- Not unjustifiably to treat you less favourably for a reason relating to disability in connection with arrangements, job offers and terms and
- To make reasonable adjustments to any “arrangements” or physical features in premises which substantially disadvantage you as a disabled person
- Whether the discrimination can be justified will be judged after taking account of your employer’s duty to make arrangements
(3) Racial Discrimination
The rules on racial discrimination are broadly similar to those applying to sex discrimination. Race is defined as including colour, race, nationality or ethnic or national origin.
If you claim that you were not selected for interview and you allege that the reason was due to discrimination against you on the grounds of your race you can claim race discrimination in the arrangements made for the purpose of determining who should be offered that employment or by refusing or deliberately omitting to offer you that employment.
Once the inference of discrimination is drawn from the facts it then falls upon your employer to show that it did not treat you any differently from other applicants for the position and the selection for interview was purely based upon appropriate experience and qualifications of each applicant for the position advertised.
DISCRIMINATION LAW COMES OF AGE
Employers are generally alive to the dangers of unfairly dismissing employees and of the resulting claims in the Employment Tribunal. Aside from these dangers, Employers often fail to anticipate discrimination claims before it is too late.
Under the Equality Act 2010, your employer discriminates against you if it treats you less favourably than someone in similar circumstances on the grounds of age. A claim can be defended if your employer can establish objective justification because the treatment was a proportionate means of achieving a legitimate aim.
The UK default retirement age
The removal of the Default Retirement Age means that your dismissal because of age taking place on or after 6 April 2011 will constitute direct age discrimination under the Equality Act 2010.
It is vital for your employer to get to grips with this legislation as a successful age discrimination claim carries the risk of an uncapped compensation claim. Although the Default Retirement Age has been removed, individual employers will still be able to operate a compulsory retirement age, known as an Employer Justified Retirement Age, but this will have to be objectively justified.
DISCRIMINATION AND HARASSMENT IN THE WORKPLACE
When harassment amounts to discrimination
In order to claim that harassment is unlawful discrimination, you must show there is a link between the harassment complained of and the prohibited ground of discrimination of sex, race, sexual orientation, religion, age and for a reason which relates to a disabled person’s disability. This is a much narrower than the Race, Equal Treatment and Framework Directive which requires that harassment only needs to be “related” to the prohibited ground of discrimination.

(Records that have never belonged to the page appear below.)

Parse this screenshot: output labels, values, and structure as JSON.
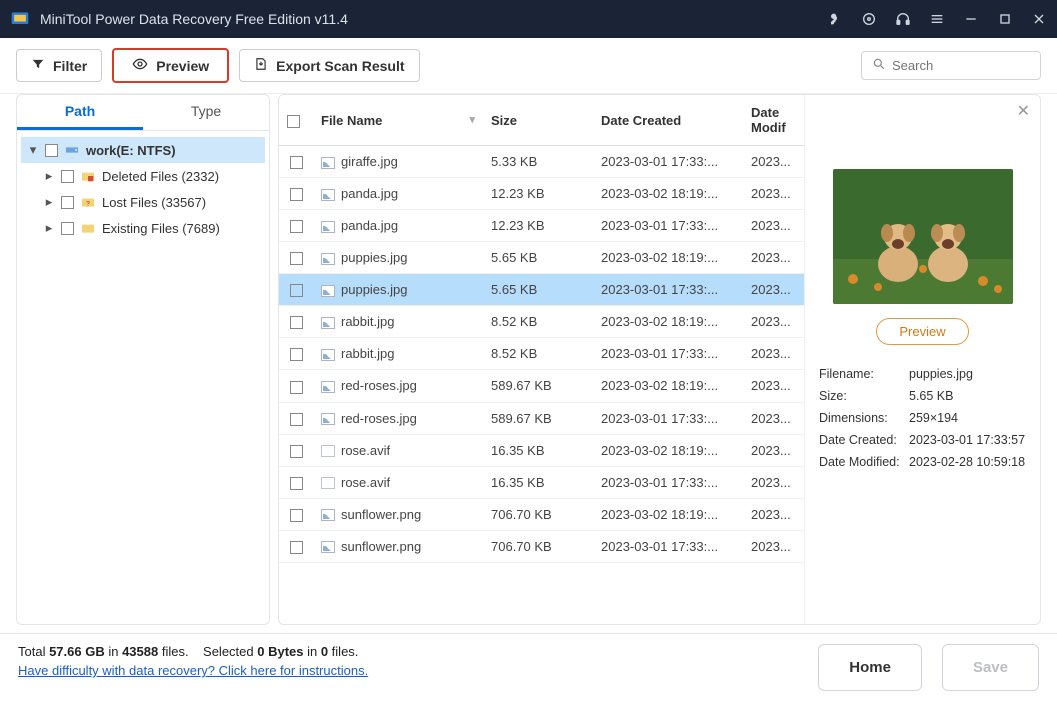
{
  "titlebar": {
    "title": "MiniTool Power Data Recovery Free Edition v11.4"
  },
  "toolbar": {
    "filter_label": "Filter",
    "preview_label": "Preview",
    "export_label": "Export Scan Result",
    "search_placeholder": "Search"
  },
  "sidebar": {
    "tabs": {
      "path": "Path",
      "type": "Type"
    },
    "root": "work(E: NTFS)",
    "items": [
      {
        "label": "Deleted Files (2332)"
      },
      {
        "label": "Lost Files (33567)"
      },
      {
        "label": "Existing Files (7689)"
      }
    ]
  },
  "columns": {
    "name": "File Name",
    "size": "Size",
    "created": "Date Created",
    "modified": "Date Modif"
  },
  "files": [
    {
      "name": "giraffe.jpg",
      "size": "5.33 KB",
      "created": "2023-03-01 17:33:...",
      "modified": "2023...",
      "ico": "img"
    },
    {
      "name": "panda.jpg",
      "size": "12.23 KB",
      "created": "2023-03-02 18:19:...",
      "modified": "2023...",
      "ico": "img"
    },
    {
      "name": "panda.jpg",
      "size": "12.23 KB",
      "created": "2023-03-01 17:33:...",
      "modified": "2023...",
      "ico": "img"
    },
    {
      "name": "puppies.jpg",
      "size": "5.65 KB",
      "created": "2023-03-02 18:19:...",
      "modified": "2023...",
      "ico": "img"
    },
    {
      "name": "puppies.jpg",
      "size": "5.65 KB",
      "created": "2023-03-01 17:33:...",
      "modified": "2023...",
      "ico": "img",
      "selected": true
    },
    {
      "name": "rabbit.jpg",
      "size": "8.52 KB",
      "created": "2023-03-02 18:19:...",
      "modified": "2023...",
      "ico": "img"
    },
    {
      "name": "rabbit.jpg",
      "size": "8.52 KB",
      "created": "2023-03-01 17:33:...",
      "modified": "2023...",
      "ico": "img"
    },
    {
      "name": "red-roses.jpg",
      "size": "589.67 KB",
      "created": "2023-03-02 18:19:...",
      "modified": "2023...",
      "ico": "img"
    },
    {
      "name": "red-roses.jpg",
      "size": "589.67 KB",
      "created": "2023-03-01 17:33:...",
      "modified": "2023...",
      "ico": "img"
    },
    {
      "name": "rose.avif",
      "size": "16.35 KB",
      "created": "2023-03-02 18:19:...",
      "modified": "2023...",
      "ico": "doc"
    },
    {
      "name": "rose.avif",
      "size": "16.35 KB",
      "created": "2023-03-01 17:33:...",
      "modified": "2023...",
      "ico": "doc"
    },
    {
      "name": "sunflower.png",
      "size": "706.70 KB",
      "created": "2023-03-02 18:19:...",
      "modified": "2023...",
      "ico": "img"
    },
    {
      "name": "sunflower.png",
      "size": "706.70 KB",
      "created": "2023-03-01 17:33:...",
      "modified": "2023...",
      "ico": "img"
    }
  ],
  "preview": {
    "button": "Preview",
    "meta": {
      "filename_k": "Filename:",
      "filename_v": "puppies.jpg",
      "size_k": "Size:",
      "size_v": "5.65 KB",
      "dim_k": "Dimensions:",
      "dim_v": "259×194",
      "created_k": "Date Created:",
      "created_v": "2023-03-01 17:33:57",
      "modified_k": "Date Modified:",
      "modified_v": "2023-02-28 10:59:18"
    }
  },
  "footer": {
    "line1_prefix": "Total ",
    "total_size": "57.66 GB",
    "line1_mid": " in ",
    "total_files": "43588",
    "line1_suffix": " files.",
    "selected_text_prefix": "Selected ",
    "selected_bytes": "0 Bytes",
    "selected_mid": " in ",
    "selected_files": "0",
    "selected_suffix": " files.",
    "help_link": "Have difficulty with data recovery? Click here for instructions.",
    "home": "Home",
    "save": "Save"
  }
}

Employees in the workplace can claim sexual harassment if they have had their dignity violated or to have been subjected to a hostility, intimidation or a degrading environment created by a manager based upon the treatment suffered by the individual being picked on.
When harassment is not discrimination

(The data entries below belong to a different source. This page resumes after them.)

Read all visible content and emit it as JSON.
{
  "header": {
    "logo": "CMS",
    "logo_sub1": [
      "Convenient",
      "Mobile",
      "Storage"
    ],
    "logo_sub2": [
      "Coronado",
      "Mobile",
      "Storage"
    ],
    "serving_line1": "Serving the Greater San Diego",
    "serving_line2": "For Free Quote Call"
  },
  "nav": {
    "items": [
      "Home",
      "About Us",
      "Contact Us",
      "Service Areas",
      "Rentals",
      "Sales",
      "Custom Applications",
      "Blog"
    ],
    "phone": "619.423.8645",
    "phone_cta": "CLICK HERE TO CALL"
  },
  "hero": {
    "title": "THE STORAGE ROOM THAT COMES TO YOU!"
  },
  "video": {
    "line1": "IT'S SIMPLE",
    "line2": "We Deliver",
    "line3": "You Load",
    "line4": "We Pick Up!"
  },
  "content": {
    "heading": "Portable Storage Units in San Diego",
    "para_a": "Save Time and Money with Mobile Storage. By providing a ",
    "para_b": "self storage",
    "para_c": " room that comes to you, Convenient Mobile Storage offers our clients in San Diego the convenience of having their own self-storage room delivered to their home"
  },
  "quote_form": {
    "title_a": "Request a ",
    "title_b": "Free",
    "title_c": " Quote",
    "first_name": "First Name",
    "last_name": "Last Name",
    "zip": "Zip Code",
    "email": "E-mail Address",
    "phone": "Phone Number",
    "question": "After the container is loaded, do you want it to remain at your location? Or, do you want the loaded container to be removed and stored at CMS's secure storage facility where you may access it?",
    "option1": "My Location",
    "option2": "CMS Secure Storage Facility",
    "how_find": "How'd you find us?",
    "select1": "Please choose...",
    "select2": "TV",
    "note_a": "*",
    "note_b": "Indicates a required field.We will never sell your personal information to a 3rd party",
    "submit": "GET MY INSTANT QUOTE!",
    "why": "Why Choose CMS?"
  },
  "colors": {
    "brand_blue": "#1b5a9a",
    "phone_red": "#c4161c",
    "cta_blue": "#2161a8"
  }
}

Where the harassment you complain of is not necessarily discrimination, you can as the victim of bullying at work now use the Protection from Harassment Act 1997(“PHA”). It was thought that this legislation would not protect employees because it was designed to combat stalking.
In Employment Tribunal claims for discrimination there is no cap on the level of award that can be made, except for awards of injury to feelings which are capped by fixed monetary bands depending on the level of seriousness of the case. On the other hand, claims under the PHA for damages for anxiety while not limited to actual psychiatric harm, are likely to be modest.

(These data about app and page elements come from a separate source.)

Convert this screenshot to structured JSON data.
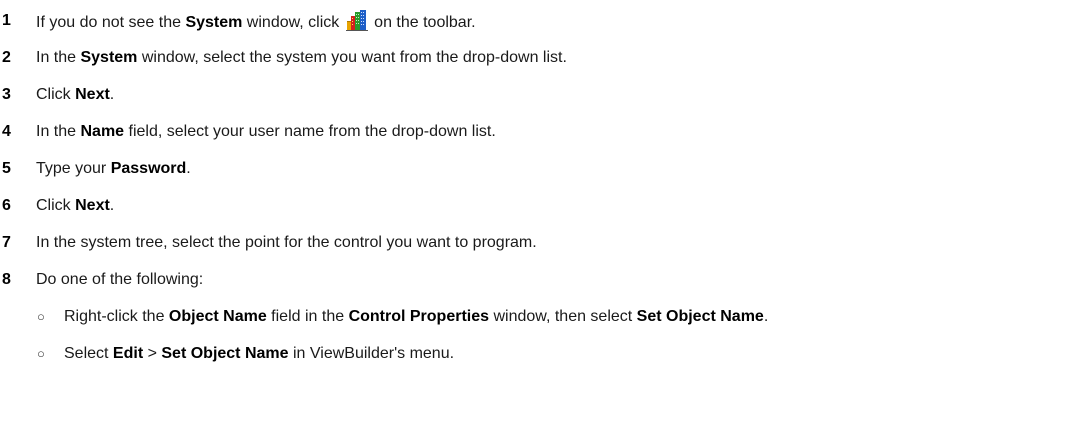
{
  "steps": [
    {
      "number": "1",
      "parts": [
        "If you do not see the ",
        "System",
        " window, click ",
        " on the toolbar."
      ],
      "icon": "system-toolbar-icon"
    },
    {
      "number": "2",
      "parts": [
        "In the ",
        "System",
        " window, select the system you want from the drop-down list."
      ]
    },
    {
      "number": "3",
      "parts": [
        "Click ",
        "Next",
        "."
      ]
    },
    {
      "number": "4",
      "parts": [
        "In the ",
        "Name",
        " field, select your user name from the drop-down list."
      ]
    },
    {
      "number": "5",
      "parts": [
        "Type your ",
        "Password",
        "."
      ]
    },
    {
      "number": "6",
      "parts": [
        "Click ",
        "Next",
        "."
      ]
    },
    {
      "number": "7",
      "parts": [
        "In the system tree, select the point for the control you want to program."
      ]
    },
    {
      "number": "8",
      "parts": [
        "Do one of the following:"
      ]
    }
  ],
  "sub_items": [
    {
      "bullet": "○",
      "parts": [
        "Right-click the ",
        "Object Name",
        " field in the ",
        "Control Properties",
        " window, then select ",
        "Set Object Name",
        "."
      ]
    },
    {
      "bullet": "○",
      "parts": [
        "Select ",
        "Edit",
        " > ",
        "Set Object Name",
        " in ViewBuilder's menu."
      ]
    }
  ]
}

I have an understanding of the challenges faced by employees bringing discrimination claims and I can provide a range of services to assist in pursuing them. If a claim arises I can use my experience and knowledge to increase the chances of a favourable outcome and I can offer a cost effective “one stop shop” service as Direct Public Access Barrister with the right to conduct litigation to include the conduct of the case throughout, including representation and advocacy at the hearing.